That’s the message the Town is sending out to residents, who will be the deciding factor in whether the majority of Oakville’s ash tree canopy can be saved from the destructive emerald ash borer beetle.
The Town has launched a community outreach program, the Oakville Canopy Club, to encourage residents to help save the town’s tree canopy.
Since 2002, the invasive Asian beetle has killed more than 20 million ash trees in North America. It was first discovered in Oakville in 2008. If not managed, infestation could potentially kill all of the estimated 175,000 ash trees south of Dundas Street.
The Town has set a goal to protect 75 per cent of the ash canopy cover on streets and parkland.

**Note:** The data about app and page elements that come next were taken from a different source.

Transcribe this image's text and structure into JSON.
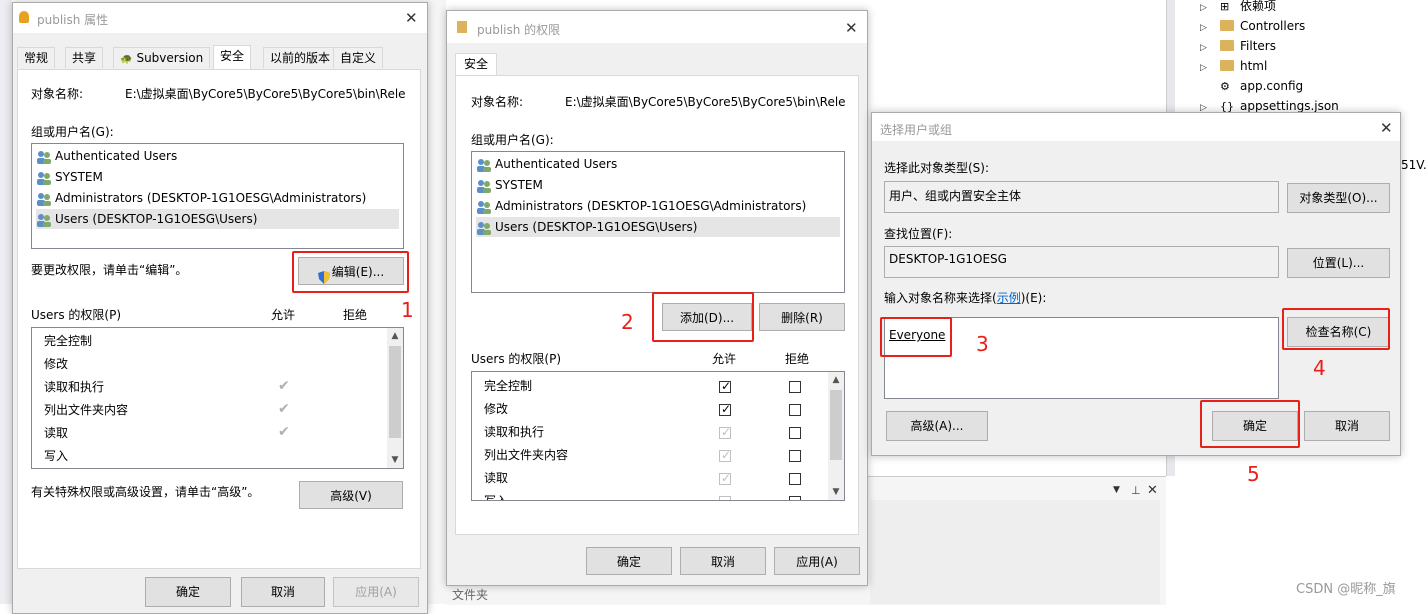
{
  "background": {
    "tree_items": [
      "依赖项",
      "Controllers",
      "Filters",
      "html",
      "app.config",
      "appsettings.json"
    ],
    "partial_text_right": "51V.",
    "bottom_folder_label": "文件夹",
    "watermark": "CSDN @昵称_旗"
  },
  "props_dialog": {
    "title": "publish 属性",
    "tabs": [
      "常规",
      "共享",
      "Subversion",
      "安全",
      "以前的版本",
      "自定义"
    ],
    "object_label": "对象名称:",
    "object_value": "E:\\虚拟桌面\\ByCore5\\ByCore5\\ByCore5\\bin\\Rele",
    "group_label": "组或用户名(G):",
    "users": [
      "Authenticated Users",
      "SYSTEM",
      "Administrators (DESKTOP-1G1OESG\\Administrators)",
      "Users (DESKTOP-1G1OESG\\Users)"
    ],
    "change_hint": "要更改权限，请单击“编辑”。",
    "edit_button": "编辑(E)...",
    "perms_label": "Users 的权限(P)",
    "allow_header": "允许",
    "deny_header": "拒绝",
    "perms": [
      "完全控制",
      "修改",
      "读取和执行",
      "列出文件夹内容",
      "读取",
      "写入"
    ],
    "special_hint": "有关特殊权限或高级设置，请单击“高级”。",
    "advanced_button": "高级(V)",
    "ok": "确定",
    "cancel": "取消",
    "apply": "应用(A)"
  },
  "perm_dialog": {
    "title": "publish 的权限",
    "tab": "安全",
    "object_label": "对象名称:",
    "object_value": "E:\\虚拟桌面\\ByCore5\\ByCore5\\ByCore5\\bin\\Rele",
    "group_label": "组或用户名(G):",
    "users": [
      "Authenticated Users",
      "SYSTEM",
      "Administrators (DESKTOP-1G1OESG\\Administrators)",
      "Users (DESKTOP-1G1OESG\\Users)"
    ],
    "add_button": "添加(D)...",
    "remove_button": "删除(R)",
    "perms_label": "Users 的权限(P)",
    "allow_header": "允许",
    "deny_header": "拒绝",
    "perms": [
      "完全控制",
      "修改",
      "读取和执行",
      "列出文件夹内容",
      "读取",
      "写入"
    ],
    "ok": "确定",
    "cancel": "取消",
    "apply": "应用(A)"
  },
  "select_dialog": {
    "title": "选择用户或组",
    "type_label": "选择此对象类型(S):",
    "type_value": "用户、组或内置安全主体",
    "type_button": "对象类型(O)...",
    "location_label": "查找位置(F):",
    "location_value": "DESKTOP-1G1OESG",
    "location_button": "位置(L)...",
    "enter_label_pre": "输入对象名称来选择(",
    "enter_label_link": "示例",
    "enter_label_post": ")(E):",
    "entered_name": "Everyone",
    "check_button": "检查名称(C)",
    "advanced_button": "高级(A)...",
    "ok": "确定",
    "cancel": "取消"
  },
  "annotations": [
    "1",
    "2",
    "3",
    "4",
    "5"
  ],
  "colors": {
    "annotation_red": "#e8201a",
    "dialog_bg": "#f0f0f0",
    "link_blue": "#0066cc"
  }
}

Yet, about 80 per cent of Oakville’s treatable ash tree canopy is on private property.
“Unless private ash tree owners engage with, support and follow the lead of the Town, most of the ash canopy in Oakville will be lost to EAB,” concludes a Town report.
While the emerald ash borer is a significant threat to the trees, Town staff says healthy and structurally sound ash trees can be saved if residents choose to treat them.

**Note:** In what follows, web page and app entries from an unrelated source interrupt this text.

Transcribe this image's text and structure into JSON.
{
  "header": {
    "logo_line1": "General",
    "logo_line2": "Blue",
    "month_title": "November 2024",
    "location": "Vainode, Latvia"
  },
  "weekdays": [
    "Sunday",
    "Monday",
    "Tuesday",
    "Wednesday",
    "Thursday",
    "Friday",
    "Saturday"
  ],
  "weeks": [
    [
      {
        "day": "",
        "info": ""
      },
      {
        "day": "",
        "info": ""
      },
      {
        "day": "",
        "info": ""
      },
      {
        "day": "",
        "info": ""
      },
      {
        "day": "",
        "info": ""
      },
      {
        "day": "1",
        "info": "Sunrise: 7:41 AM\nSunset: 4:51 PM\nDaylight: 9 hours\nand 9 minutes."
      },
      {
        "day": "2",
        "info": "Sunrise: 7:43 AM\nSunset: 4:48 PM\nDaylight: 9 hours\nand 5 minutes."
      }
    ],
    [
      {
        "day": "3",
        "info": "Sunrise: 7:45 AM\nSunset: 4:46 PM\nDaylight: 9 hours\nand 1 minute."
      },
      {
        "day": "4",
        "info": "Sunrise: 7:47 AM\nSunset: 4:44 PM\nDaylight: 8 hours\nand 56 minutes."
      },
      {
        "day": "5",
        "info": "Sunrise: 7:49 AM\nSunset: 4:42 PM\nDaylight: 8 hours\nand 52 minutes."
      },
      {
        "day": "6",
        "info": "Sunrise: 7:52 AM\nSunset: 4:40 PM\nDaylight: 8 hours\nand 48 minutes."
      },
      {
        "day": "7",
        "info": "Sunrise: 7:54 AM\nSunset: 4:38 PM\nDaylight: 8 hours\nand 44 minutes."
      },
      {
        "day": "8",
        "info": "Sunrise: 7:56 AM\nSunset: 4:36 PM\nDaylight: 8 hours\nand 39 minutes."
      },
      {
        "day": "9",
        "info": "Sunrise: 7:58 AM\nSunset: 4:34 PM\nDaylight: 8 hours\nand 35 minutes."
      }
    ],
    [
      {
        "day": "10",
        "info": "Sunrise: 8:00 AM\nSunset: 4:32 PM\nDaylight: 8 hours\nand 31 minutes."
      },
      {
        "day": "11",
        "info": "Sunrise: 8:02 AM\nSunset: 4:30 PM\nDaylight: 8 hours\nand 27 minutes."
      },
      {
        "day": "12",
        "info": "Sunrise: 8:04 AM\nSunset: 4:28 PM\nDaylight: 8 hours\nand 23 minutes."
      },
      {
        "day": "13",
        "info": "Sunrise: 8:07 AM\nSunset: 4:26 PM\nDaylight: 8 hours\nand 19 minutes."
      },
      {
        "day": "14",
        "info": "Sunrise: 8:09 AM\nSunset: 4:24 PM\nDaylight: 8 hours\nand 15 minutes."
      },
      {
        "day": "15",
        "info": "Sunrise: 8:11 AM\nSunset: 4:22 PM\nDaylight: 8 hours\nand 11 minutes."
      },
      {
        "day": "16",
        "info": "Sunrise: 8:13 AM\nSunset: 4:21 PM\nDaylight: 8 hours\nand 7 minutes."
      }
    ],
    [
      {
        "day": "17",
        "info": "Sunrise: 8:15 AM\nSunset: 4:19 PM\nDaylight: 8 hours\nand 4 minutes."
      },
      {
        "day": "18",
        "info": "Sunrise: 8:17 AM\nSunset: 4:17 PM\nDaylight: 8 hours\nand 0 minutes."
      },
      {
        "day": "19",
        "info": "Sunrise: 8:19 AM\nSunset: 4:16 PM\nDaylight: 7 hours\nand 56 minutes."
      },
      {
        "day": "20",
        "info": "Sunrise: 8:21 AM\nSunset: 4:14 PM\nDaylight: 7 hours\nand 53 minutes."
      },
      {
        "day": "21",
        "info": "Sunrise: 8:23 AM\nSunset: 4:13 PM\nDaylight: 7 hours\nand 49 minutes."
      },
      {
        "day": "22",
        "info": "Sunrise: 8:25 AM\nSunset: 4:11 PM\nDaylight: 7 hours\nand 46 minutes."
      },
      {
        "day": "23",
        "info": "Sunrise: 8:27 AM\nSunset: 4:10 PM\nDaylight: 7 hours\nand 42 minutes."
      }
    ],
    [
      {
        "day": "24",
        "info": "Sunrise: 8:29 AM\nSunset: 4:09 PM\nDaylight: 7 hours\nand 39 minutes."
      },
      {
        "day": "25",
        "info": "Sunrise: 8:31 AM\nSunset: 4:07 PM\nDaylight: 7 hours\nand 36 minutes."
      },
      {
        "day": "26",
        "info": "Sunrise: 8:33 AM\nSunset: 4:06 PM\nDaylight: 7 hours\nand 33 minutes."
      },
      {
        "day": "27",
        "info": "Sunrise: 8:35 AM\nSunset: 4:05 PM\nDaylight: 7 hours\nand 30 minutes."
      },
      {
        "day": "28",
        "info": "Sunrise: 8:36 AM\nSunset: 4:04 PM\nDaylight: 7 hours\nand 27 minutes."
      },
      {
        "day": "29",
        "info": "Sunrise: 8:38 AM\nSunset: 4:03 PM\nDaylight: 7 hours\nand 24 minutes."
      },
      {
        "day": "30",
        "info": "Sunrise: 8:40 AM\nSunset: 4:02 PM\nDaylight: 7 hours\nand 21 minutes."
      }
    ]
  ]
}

The Oakville Canopy Club aims to encourage residents to treat healthy ash trees, remove dead or dying trees to minimize the spread of the insect, dispose of infected trees properly, replant new species of trees and spread the word about the infestation.
On Monday, Council received a report that estimates the cost to save the ash trees at about $2.8 million a year for the next six years, with ongoing expenses to last for 10 to 15 years.
Town staff estimates not attempting to save the trees would cost about $3.6 million a year in removal and replacement costs.
That report will be forwarded to Oakville’s elected federal and provincial politicians, along with a request for funding assistance.
Council also approved a resolution drafted by a group of municipalities and non-governmental organizations calling on the provincial government to establish urban forestry programs to provide municipalities with support and funding for managing urban forests and dealing with invasive species like the emerald ash borer.
Since 2008, Oakville has been using an ash tree injection program to combat the spread of the species and treating trees with bio-insecticide known as TreeAzin.
A staff report suggests the program has been very successful, noting, “the EAB population in Oakville did not spread as rapidly between 2009 and 2010 as models would otherwise have predicted.”
Oakvillegreen Conservation Association threw its support behind the Town plan Monday.
“With 200,000 ash trees in Oakville, we have a lot to lose,” said Liz Benneian of Oakvillegreen.
Residents can learn more about the Oakville Canopy Club and check out an interactive map to determine if they have an ash tree at http://www.oakville.ca/eab.htm.